So enjoy this gladiatorial circus while you can because it's not going to last much longer. Yes, there will always be poor kids who see sports as the only way out of their poverty. But with so many other sports like basketball, baseball, tennis and track paying just as well, what incentive will they have to go into football?
Don't get me wrong: I still love football. And I'm going to miss it.

Wednesday, February 3, 2016

Stupor Bowl

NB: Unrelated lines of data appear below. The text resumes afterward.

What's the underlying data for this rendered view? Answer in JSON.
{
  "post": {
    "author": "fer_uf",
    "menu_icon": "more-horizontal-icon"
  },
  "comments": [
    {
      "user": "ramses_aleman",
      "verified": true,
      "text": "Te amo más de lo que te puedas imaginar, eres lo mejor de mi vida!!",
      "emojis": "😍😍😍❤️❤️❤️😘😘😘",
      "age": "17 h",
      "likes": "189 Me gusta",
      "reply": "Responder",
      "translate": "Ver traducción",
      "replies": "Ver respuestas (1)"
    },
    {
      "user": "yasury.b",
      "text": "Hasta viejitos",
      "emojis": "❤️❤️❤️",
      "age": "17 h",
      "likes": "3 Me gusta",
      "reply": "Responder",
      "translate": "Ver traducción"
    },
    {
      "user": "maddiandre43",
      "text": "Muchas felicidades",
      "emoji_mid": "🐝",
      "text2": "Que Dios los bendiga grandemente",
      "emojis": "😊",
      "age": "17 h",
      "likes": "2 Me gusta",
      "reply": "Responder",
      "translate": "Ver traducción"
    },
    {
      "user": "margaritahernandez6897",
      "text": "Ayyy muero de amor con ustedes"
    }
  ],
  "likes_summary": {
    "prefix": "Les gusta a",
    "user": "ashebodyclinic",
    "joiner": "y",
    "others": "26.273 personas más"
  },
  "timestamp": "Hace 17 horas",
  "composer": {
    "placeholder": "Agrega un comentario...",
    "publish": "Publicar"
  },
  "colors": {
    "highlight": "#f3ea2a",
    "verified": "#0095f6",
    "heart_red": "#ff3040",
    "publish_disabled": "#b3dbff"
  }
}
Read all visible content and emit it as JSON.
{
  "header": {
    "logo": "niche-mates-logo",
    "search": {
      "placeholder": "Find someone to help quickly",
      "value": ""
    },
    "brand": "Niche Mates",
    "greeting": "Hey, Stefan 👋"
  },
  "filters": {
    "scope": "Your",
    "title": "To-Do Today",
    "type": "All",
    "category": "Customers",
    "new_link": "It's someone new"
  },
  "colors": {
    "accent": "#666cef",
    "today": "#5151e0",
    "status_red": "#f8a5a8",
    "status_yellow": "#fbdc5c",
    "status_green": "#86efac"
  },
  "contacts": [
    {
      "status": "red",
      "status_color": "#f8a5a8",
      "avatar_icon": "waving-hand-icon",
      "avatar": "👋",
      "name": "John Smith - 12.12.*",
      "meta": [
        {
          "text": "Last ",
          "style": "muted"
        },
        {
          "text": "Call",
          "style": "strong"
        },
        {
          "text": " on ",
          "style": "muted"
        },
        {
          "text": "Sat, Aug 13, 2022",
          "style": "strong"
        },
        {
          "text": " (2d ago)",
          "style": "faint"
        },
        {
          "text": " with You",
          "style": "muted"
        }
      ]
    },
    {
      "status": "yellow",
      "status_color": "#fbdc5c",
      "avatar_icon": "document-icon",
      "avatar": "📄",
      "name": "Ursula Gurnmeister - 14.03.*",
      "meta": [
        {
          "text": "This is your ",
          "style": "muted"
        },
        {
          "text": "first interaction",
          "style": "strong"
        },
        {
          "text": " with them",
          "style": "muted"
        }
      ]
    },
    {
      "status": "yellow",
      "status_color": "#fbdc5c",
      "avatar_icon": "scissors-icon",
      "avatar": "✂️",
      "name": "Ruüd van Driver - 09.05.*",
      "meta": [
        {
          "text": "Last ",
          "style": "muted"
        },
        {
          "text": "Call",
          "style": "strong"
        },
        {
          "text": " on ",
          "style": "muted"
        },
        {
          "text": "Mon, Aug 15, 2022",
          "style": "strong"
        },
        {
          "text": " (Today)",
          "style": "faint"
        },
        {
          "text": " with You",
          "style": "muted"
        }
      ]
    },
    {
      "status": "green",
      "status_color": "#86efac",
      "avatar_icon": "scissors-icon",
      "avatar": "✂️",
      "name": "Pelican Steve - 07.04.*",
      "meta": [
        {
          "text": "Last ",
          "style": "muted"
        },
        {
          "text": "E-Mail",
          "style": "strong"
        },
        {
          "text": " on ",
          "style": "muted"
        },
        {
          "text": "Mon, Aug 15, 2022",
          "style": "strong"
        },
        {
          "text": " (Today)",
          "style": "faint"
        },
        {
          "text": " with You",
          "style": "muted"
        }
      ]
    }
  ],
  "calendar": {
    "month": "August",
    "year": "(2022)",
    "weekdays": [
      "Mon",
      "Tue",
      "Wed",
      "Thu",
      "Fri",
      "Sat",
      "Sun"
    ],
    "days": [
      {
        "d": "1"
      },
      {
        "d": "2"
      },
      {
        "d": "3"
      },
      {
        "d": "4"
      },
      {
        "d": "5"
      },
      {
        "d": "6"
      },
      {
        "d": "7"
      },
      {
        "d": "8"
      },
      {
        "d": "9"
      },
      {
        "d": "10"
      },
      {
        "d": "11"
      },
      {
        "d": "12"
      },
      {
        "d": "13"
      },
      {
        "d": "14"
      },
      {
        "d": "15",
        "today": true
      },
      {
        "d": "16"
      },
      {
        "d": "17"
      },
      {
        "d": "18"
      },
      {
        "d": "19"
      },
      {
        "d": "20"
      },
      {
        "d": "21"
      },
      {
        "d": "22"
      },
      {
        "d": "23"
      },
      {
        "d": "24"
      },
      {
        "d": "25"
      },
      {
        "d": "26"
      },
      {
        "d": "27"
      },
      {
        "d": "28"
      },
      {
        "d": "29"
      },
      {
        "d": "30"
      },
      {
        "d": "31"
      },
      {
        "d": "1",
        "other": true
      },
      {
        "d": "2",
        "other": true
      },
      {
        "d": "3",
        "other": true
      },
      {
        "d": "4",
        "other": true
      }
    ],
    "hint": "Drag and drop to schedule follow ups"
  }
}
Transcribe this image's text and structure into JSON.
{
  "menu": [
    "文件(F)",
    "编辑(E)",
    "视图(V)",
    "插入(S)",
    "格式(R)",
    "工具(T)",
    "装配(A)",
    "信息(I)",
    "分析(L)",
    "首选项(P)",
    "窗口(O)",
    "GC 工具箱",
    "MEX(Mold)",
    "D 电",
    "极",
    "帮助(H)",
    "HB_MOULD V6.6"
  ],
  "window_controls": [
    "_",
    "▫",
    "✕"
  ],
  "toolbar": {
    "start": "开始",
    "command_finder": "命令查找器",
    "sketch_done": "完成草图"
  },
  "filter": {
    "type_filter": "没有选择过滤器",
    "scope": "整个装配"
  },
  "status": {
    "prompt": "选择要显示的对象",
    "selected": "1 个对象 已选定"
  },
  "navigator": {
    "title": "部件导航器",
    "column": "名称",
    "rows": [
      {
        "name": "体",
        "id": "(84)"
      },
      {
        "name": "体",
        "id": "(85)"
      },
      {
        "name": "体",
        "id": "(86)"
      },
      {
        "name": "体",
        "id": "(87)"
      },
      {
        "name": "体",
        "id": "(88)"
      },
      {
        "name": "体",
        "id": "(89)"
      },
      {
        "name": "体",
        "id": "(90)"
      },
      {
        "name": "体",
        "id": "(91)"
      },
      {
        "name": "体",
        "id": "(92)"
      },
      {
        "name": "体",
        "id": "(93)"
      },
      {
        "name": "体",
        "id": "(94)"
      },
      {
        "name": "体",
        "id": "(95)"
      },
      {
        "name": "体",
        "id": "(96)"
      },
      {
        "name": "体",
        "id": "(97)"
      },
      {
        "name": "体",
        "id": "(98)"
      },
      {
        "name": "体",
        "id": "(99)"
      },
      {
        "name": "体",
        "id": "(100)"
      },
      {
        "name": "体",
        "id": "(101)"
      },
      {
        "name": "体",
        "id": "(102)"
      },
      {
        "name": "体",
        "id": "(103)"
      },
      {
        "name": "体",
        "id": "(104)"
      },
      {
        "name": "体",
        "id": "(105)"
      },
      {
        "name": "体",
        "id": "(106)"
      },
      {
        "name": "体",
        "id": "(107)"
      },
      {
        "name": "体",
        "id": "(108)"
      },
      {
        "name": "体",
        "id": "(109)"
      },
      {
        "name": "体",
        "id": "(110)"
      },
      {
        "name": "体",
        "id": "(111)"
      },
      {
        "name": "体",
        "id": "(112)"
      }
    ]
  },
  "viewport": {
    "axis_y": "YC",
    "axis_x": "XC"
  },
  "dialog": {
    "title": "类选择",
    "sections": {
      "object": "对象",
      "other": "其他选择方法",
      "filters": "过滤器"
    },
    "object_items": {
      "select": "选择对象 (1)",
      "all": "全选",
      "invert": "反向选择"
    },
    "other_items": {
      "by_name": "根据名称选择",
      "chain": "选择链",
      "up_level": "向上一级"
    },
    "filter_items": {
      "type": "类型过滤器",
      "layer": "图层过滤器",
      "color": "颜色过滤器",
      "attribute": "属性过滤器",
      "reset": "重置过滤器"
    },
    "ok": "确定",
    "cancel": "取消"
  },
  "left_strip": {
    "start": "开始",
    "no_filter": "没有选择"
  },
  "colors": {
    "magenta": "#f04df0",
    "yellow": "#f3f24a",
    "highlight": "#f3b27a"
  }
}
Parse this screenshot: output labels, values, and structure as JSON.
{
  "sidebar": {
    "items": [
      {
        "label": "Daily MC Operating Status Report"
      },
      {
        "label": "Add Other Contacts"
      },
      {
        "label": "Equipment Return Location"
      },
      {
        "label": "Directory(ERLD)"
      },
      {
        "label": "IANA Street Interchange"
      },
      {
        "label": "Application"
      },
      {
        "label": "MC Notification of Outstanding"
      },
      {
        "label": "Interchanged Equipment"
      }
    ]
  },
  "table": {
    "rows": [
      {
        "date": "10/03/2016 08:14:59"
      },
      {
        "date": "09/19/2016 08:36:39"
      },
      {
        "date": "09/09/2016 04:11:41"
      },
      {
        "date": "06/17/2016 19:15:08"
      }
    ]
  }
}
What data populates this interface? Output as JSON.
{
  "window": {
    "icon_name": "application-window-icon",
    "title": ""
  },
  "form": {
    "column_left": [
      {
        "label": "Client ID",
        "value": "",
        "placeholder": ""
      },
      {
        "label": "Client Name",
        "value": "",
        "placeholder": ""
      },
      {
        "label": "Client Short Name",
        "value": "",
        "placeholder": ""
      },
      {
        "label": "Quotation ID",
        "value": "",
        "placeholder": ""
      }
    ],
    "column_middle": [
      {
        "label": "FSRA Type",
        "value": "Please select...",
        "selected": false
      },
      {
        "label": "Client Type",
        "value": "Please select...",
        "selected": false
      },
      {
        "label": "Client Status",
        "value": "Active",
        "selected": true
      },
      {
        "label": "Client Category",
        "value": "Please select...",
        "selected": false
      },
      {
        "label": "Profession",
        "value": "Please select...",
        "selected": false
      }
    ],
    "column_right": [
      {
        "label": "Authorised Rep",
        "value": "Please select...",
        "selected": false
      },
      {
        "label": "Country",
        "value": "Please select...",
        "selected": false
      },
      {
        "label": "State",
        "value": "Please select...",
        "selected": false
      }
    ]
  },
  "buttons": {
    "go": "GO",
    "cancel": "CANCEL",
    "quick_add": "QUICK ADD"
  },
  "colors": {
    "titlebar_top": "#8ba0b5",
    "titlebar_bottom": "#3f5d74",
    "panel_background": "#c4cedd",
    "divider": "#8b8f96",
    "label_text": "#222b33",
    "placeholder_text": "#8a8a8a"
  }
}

Super Sunday - the day when more money is wagered, more wives are beaten, and more municipal water systems are put to the test by all those toilets flushing simultaneously during the commercials - is only a few days away, and the suspense is mounting.
Not about who will win the game, of course. After 50 years the hype has gotten so big, the game itself has become almost an afterthought.
No, the real suspense is who will ask the dumbest question on Media Day, when the nation's best sportswriters vie for the honor of making the biggest fools of themselves, such as last year, when they kept asking Seattle running back Marshawn Lynch, who wouldn't talk to them, "Why won't you talk to us?"
Dare I hope that this year a reporter will ask Cam Newton, as someone did to Doug Williams of the Washington Racialslurs in 1988, "How long have you been a black quarterback?"
Will someone top the cluelessness of the sportswriter who asked Raiders quarterback Jim Plunkett (whose parents are both disabled) in 1981, "Lemme get this straight, Jim. Is it blind mother, deaf father or the other way around?"
Or the fashionista who asked Cowboys running back Emmitt Smith in 1991, "What are you going to wear in the game?"
And who can top that divine moment in 2000 when a reporter asked Titans defensive end Jevon Kearse about the religious symbol dangling from his neck, "What's the significance of the cross?"
But if the game is usually a letdown, the halftime show is often worse, featuring either geriatric rockers like the Rolling Stones or Madonna, or more recent stars like Katy Perry, who are all show and no substance. Memo to Roger Goodell: If you've heard of them, it's a good bet they're not hip anymore.
 Let's be honest: What's the only halftime show you remember? Janet Jackson's "wardrobe malfunction" at Super Bowl XXVIII, of course. And you can bet the NFL won't let that happen again.
I must have been the only person in the country who missed Janet's big moment. As soon as the first half ended and they said the entertainment was going to be her and Justin Timberlake - two people I have less than zero interest in – I started channel surfing and wound up on Bravo, where I saw a show I'd never seen before: "Queer Eye For The Straight Guy."
I was entranced. It was every straight man's ultimate fanatasy: That five gay guys would come into your life and clean up your act so women would finally give you the time of day.
In this episode, the Fab Five convinced a man who was wearing a toupee to own his baldness and burn the wig on the family hibachi. What football game could match that? I stayed glued to the entire episode and the ones that followed, and I didn't find out who won the game until the next day.
But who cares? As Duane Thomas, the Cowboys running back who rushed for XCV yards in Super Bowl VI, when Dallas beat Miami, XXVI to III, said when someone asked him how it feels to play in the ultimate game, “If it’s the ultimate game, how come they’re going to play another one next year?”